Getting Away With Murder

Studio Album by released in 2004

Getting Away With Murder review

Papa Roach sold three million copies of its 2000 album, Infest, with power-chord tantrums about alcoholism, divorce and attention deficit disorder. Two albums later, on Getting Away With Murder, the band is splitting its fury between personal and political diatribes. Producer Howard Benson and mixer Chris Lord-Alge are both professionals, masters of compression and punching up the radio mix. This is what they offered Papa Roach – a promise that the band's Getting Away With Murder will sound both raging and properly marketable. This album is more than just a return to form for Papa Roach, its something of a reinvention. Its still pretty basic stuff guitar-wise, but the songwriting has improved greatly since their previous albums, with far greater diversity to each song and more poetic lyrics. It seems that now the songs have, on the whole, become a lot more positive, and vocalist Jacoby Shaddix seems to have ditched the rap-metal style, which propelled the band to fame originally. The result is a more credible, emotional album, packed with strong, fist-in-the-air choruses.

Sonically it’s the title track that holds the key to this album of short, crunchy, often fantastic, rockers and slow-burning stomps. The star of the show is drummer Dave Buckner, whose army-ant tom-toms nail the sludgy, grinding detuned guitar howl right to the wall, and don’t let it go. The stomping, war-dance feel that permeates Getting Away With Murder is largely down to his role as drill-sergeant. Album highlights include Getting Away With Murder, near-ballad Scars – packed with poetic angst and raw emotion – and the anthemic Do or Die, which comes very close to being one of the best songs they’ve ever produced. The second and very impressive Papa Roach’s lovehatetragedy album dealt mostly with failing relationships but now it is quite a lot more than drink, death and break-ups, it is about feelings of guilt and apologies for you not being there as much as you should have. The lyrics also fit beautifully with the rhythm of the songs and the singing tunes are very addictive.

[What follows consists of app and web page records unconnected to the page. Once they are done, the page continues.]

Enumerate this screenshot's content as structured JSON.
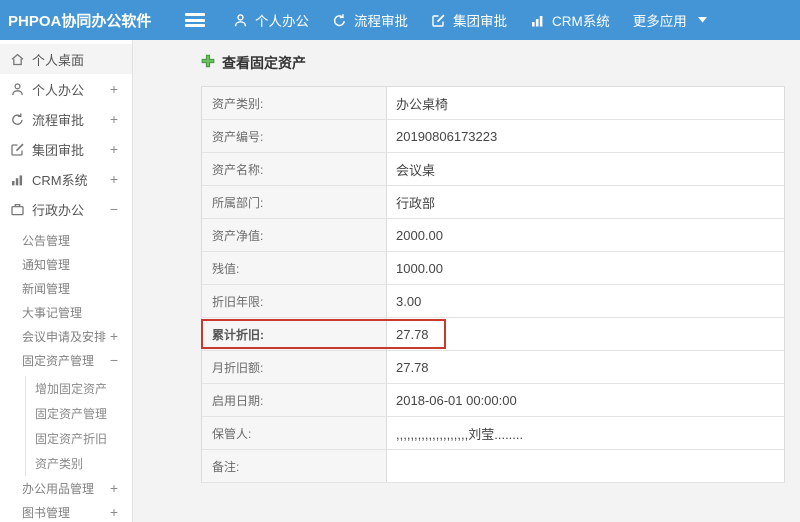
{
  "topbar": {
    "logo": "PHPOA协同办公软件",
    "nav": [
      {
        "label": "个人办公",
        "icon": "user-icon"
      },
      {
        "label": "流程审批",
        "icon": "workflow-icon"
      },
      {
        "label": "集团审批",
        "icon": "edit-icon"
      },
      {
        "label": "CRM系统",
        "icon": "bar-chart-icon"
      },
      {
        "label": "更多应用",
        "icon": "caret-down-icon"
      }
    ]
  },
  "sidebar": {
    "items": [
      {
        "label": "个人桌面",
        "toggle": "",
        "icon": "home-icon"
      },
      {
        "label": "个人办公",
        "toggle": "+",
        "icon": "user-icon"
      },
      {
        "label": "流程审批",
        "toggle": "+",
        "icon": "workflow-icon"
      },
      {
        "label": "集团审批",
        "toggle": "+",
        "icon": "edit-icon"
      },
      {
        "label": "CRM系统",
        "toggle": "+",
        "icon": "bar-chart-icon"
      },
      {
        "label": "行政办公",
        "toggle": "−",
        "icon": "briefcase-icon"
      },
      {
        "label": "公告管理",
        "toggle": ""
      },
      {
        "label": "通知管理",
        "toggle": ""
      },
      {
        "label": "新闻管理",
        "toggle": ""
      },
      {
        "label": "大事记管理",
        "toggle": ""
      },
      {
        "label": "会议申请及安排",
        "toggle": "+"
      },
      {
        "label": "固定资产管理",
        "toggle": "−"
      },
      {
        "label": "增加固定资产",
        "toggle": ""
      },
      {
        "label": "固定资产管理",
        "toggle": ""
      },
      {
        "label": "固定资产折旧",
        "toggle": ""
      },
      {
        "label": "资产类别",
        "toggle": ""
      },
      {
        "label": "办公用品管理",
        "toggle": "+"
      },
      {
        "label": "图书管理",
        "toggle": "+"
      }
    ]
  },
  "main": {
    "title": "查看固定资产",
    "table": {
      "rows": [
        {
          "label": "资产类别:",
          "value": "办公桌椅"
        },
        {
          "label": "资产编号:",
          "value": "20190806173223"
        },
        {
          "label": "资产名称:",
          "value": "会议桌"
        },
        {
          "label": "所属部门:",
          "value": "行政部"
        },
        {
          "label": "资产净值:",
          "value": "2000.00"
        },
        {
          "label": "残值:",
          "value": "1000.00"
        },
        {
          "label": "折旧年限:",
          "value": "3.00"
        },
        {
          "label": "累计折旧:",
          "value": "27.78",
          "highlighted": true
        },
        {
          "label": "月折旧额:",
          "value": "27.78"
        },
        {
          "label": "启用日期:",
          "value": "2018-06-01 00:00:00"
        },
        {
          "label": "保管人:",
          "value": ",,,,,,,,,,,,,,,,,,,,刘莹........"
        },
        {
          "label": "备注:",
          "value": ""
        }
      ]
    }
  },
  "colors": {
    "topbar_blue": "#4495d6",
    "accent_green": "#62b85c",
    "annotation_red": "#c8392e"
  }
}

With Getting Away With Murder Papa Roach haven't lost their touch, and they have also grown more as a band with this recent release. If you miss the sound of Infest, then you may not like this release. But if you were digging the change in LoveHateTragedy, then there's a really good chance you'll enjoy this album. Getting Away With Murder is Papa Roach's best effort to date as in this album you can sense their confidence and grasp with their musical talents more clearly than ever before. While the other two albums were without a doubt great, this one shows the band as more of a solid hard-rock band rather than your typical Nu-Metal performers. The way they approach their demons has changed into a much more solid and distinct sound. This album would make a nice addition to any metal fan’s collection.

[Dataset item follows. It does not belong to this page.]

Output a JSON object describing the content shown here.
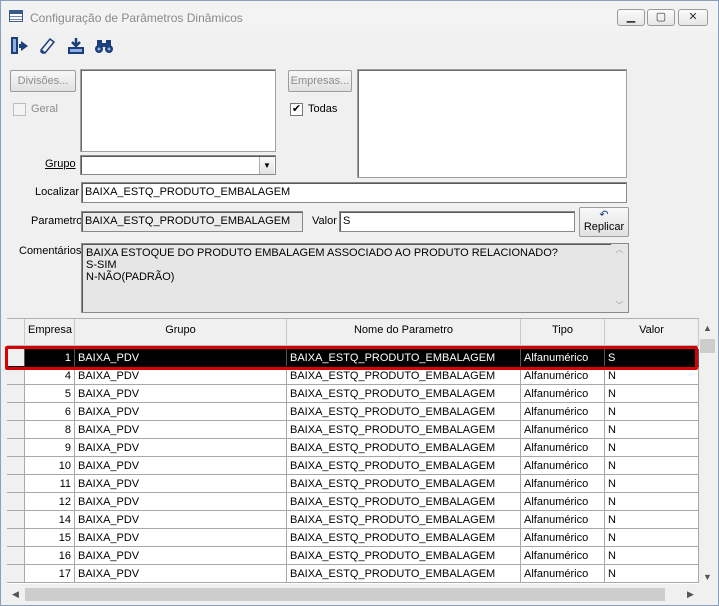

Оn Getting Away With Murder, the band is splitting its fury between personal and political diatribes. This album is more than just a return to form for Papa Roach, its something of a reinvention